He lied to death. AND this wednesday he was arrested for 13 charges that include everything from money laundering to the theft of public funds. This is the story of the Republican congressman from New York George Santos, who -at the height of his deceptions- came to say “the truth still matters”.
Famous for tangle of falsehoods who plotted to be elected Congressman, Santos was arrested and charged with thirteen counts, according to the Justice Department.
The thirteen charges have to do with crimes of fraud, money laundering, theft of public funds and perjuryaccording to the official document.
Santos was scheduled to appear this Wednesday afternoon before a federal judge in the Central Islip district of Suffolk County, Eastern New York.
The whole Santos case is hilarious. It is the story of an imposter and a mythomaniac.
Far from being punished by the widespread criticism, the ridicule of every primetime TV show and the rejection it garnered after admitting he made it up many (too many) aspects of his life story, when Santos was elected continued happily in Congress.
And he refused to resign. And he recently announced his plans for him to be re-elected.
“I’ve been chosen by people to come here to represent them, and I do it every day,” Santos told the Associated Press in a brief interview outside the House.
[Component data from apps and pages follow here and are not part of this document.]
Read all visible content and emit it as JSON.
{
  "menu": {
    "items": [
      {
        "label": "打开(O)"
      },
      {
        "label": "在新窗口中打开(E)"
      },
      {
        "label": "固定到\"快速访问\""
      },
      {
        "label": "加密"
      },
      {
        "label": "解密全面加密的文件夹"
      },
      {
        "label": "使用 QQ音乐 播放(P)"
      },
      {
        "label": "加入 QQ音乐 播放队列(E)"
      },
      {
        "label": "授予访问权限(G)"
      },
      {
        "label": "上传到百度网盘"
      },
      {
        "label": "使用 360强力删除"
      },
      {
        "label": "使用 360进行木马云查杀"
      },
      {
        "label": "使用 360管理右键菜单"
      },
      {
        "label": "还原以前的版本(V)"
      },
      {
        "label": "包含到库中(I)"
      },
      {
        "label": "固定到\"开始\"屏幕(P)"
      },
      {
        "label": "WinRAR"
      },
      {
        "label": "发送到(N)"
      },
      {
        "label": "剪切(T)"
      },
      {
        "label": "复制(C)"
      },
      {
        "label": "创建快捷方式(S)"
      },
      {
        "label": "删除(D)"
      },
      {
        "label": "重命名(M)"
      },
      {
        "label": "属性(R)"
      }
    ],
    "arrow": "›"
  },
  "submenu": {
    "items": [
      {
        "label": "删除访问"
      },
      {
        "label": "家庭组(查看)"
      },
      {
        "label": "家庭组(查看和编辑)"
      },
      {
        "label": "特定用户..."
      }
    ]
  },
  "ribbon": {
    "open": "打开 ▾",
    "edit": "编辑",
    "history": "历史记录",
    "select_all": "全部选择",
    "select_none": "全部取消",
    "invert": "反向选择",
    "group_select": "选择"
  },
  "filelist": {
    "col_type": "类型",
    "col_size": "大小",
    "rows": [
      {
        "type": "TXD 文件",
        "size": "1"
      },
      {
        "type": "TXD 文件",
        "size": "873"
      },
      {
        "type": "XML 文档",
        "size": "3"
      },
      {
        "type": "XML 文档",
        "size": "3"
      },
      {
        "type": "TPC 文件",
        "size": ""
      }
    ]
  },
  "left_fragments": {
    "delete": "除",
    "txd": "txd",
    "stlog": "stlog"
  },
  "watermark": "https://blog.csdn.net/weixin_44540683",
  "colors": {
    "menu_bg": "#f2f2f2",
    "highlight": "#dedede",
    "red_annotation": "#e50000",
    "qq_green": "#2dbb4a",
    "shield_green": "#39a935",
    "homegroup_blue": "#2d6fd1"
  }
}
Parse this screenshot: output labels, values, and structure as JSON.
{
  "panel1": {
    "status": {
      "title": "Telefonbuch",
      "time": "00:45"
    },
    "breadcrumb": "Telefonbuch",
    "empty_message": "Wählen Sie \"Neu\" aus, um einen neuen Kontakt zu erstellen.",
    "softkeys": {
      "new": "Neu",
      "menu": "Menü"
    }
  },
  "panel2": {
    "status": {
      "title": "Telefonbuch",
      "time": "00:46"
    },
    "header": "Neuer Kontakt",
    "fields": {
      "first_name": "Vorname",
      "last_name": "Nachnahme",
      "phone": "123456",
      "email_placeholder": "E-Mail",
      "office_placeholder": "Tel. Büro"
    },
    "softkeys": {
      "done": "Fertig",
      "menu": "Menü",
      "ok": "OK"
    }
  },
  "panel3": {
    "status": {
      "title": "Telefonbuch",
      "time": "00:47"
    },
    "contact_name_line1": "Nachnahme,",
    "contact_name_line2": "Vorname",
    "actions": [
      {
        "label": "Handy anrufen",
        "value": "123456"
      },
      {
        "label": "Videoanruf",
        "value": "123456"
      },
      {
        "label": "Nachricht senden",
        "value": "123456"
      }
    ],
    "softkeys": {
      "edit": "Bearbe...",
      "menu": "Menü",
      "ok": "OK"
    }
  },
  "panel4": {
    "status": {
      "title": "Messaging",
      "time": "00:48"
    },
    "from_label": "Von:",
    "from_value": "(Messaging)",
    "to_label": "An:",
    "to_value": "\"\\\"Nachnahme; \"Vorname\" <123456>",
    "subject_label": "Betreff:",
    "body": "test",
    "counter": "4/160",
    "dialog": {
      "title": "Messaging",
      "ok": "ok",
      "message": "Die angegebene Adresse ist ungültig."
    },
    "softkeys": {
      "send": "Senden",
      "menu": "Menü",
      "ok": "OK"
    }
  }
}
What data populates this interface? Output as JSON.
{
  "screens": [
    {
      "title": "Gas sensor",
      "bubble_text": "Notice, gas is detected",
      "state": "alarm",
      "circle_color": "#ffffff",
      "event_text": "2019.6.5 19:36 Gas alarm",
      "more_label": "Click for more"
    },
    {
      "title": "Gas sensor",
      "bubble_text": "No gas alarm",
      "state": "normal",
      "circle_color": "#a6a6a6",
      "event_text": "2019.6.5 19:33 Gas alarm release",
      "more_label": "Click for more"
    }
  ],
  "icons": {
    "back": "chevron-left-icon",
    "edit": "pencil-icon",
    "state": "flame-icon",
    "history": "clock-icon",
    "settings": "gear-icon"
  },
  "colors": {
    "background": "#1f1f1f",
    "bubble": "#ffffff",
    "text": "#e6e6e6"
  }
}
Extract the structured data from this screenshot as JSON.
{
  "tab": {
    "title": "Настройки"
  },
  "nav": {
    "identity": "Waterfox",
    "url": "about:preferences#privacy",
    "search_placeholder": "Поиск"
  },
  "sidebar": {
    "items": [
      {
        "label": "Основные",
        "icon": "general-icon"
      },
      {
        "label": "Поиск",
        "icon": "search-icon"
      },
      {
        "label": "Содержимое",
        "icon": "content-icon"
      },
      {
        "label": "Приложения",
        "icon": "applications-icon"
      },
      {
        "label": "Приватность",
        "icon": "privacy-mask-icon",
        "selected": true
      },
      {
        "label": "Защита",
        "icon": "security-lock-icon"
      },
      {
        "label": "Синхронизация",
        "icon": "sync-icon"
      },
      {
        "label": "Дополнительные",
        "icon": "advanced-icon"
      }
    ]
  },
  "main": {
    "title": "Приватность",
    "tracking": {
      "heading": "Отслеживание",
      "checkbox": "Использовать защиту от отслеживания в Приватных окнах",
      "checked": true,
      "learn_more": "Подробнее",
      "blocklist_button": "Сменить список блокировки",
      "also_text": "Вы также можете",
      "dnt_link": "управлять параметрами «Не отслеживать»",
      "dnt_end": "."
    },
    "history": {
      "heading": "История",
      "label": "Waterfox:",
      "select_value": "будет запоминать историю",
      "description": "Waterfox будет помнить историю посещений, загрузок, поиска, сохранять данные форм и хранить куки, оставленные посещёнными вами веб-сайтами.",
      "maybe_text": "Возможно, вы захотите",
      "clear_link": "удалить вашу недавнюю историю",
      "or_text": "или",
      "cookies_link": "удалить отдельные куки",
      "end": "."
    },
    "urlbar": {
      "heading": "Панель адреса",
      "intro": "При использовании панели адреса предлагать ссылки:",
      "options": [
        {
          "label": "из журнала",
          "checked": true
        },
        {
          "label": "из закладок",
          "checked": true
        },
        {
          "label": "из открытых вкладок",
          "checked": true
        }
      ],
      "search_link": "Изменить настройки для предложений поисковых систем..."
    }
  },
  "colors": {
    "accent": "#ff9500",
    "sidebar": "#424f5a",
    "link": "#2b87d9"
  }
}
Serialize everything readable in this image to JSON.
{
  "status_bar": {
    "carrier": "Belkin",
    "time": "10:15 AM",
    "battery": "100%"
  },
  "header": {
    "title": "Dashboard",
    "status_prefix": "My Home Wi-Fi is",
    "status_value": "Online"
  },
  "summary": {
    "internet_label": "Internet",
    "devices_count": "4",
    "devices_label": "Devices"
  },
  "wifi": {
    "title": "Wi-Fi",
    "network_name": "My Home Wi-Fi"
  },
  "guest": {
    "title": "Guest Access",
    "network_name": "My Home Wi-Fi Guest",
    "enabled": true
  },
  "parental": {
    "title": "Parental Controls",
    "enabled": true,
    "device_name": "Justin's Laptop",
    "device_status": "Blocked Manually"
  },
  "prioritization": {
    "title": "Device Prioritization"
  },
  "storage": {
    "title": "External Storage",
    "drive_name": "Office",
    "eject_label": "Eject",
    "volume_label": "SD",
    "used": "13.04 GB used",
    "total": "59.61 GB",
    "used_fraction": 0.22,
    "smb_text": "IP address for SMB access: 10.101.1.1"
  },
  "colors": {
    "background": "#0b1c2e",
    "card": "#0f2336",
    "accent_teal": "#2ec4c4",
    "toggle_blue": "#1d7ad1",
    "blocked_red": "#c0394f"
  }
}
“It’s hard work. If I told you it was easy, I’d be lying to you and I don’t think that’s what we want, right?”
Pressed on the post-truth idea, Santos said: “I think the truth still matters a lot.”
Details of the charges will be disclosed when Santos appears before the judge. When asked on Tuesday, when rumors of his arrest were already spreading, he replied: “This is new for me”.
The New York Republican admitted to lying about having Jewish ancestry, a Wall Street background, college degrees and a past as a volleyball player.
Serious questions have also been raised about his finances, including the source of what he claimed to be a fortune he quickly amassed despite recent financial problems, including evictions and debts for thousands of dollars in back rent.
He said his lies about his life story, which included telling people he had jobs at various global financial firms and a lavish real estate portfolio, were harmless embellishments on his resume.
The pressure to step down came from all sides.
Journalists and members of the public they harassed him. He was mocked on social media and late night television. His fellow New York Republicans have called for his resignation, saying he had betrayed voters and his own party with his lies.
Nassau County prosecutors and the New York Attorney General’s office previously said they were investigating possible violations of the law.
In addition to doubts about his life story, campaign expenses de Santos fed check on unusual payments for travel, accommodation and other items.
The nonpartisan Campaign Legal Center filed a complaint with the Federal Election Commission and urged regulators to investigate Santos.
THE “mountain of lies” that Santos disclosed during the campaign about his life story and qualifications, the center said, should lead the commission to “thoroughly investigate what appear to be similar lies about how your campaign raised and spent money”.
In his filings with the FEC, Santos initially said he had loaned his campaign and related political action committees more than $750,000, money he said came from a family affair.
However, the wealth needed to make those loans looks like they came out of nowhere. In a financial disclosure statement filed with the clerk of the US House of Representatives in 2020, Santos said that he had no assets and had an annual income of $55,000.
An invented life and a mystery: who is Santos?
Santos lost his first congressional race in 2020, but ran again in 2022, winning a district that is in suburban Long Island and a small sliver of Queens.
A local paper, the North Shore Leader, had raised questions about Santos’ background before the election, but it wasn’t until weeks after the election that it became public. the depth of its duplicity.
The New York Times reported that the companies Santos claimed to have worked for, Citigroup and Goldman Sachs, they had no record that it had been employed. This was stated by Baruch College, where Santos said he majored in finance and economics I hadn’t been a student.
Beyond his resume, Santos has concocted a life story that has also been disputed, including claims that his grandparents “they fled Jewish persecution in Ukrainethey settled in Belgium and again fled persecution during World War II.
During his campaign, he referred to himself as “a proud American Jew”.
When asked about that story, Santos, a Roman Catholiche said he never intended to claim Jewish heritage.
The Times also found out records in Brazil which show that Santos, when he was 19 years old, underwent aa investigative criminal there in 2008 for allegations that used stolen checks buy clothes in a clothing store in the city of Niteroi, near Rio de Janeiro. janeiro. Brazilian authorities said they had reopened the case.
Mary Ortiz is a seasoned journalist with a passion for world events. As a writer for News Rebeat, she brings a fresh perspective to the latest global happenings and provides in-depth coverage that offers a deeper understanding of the world around us.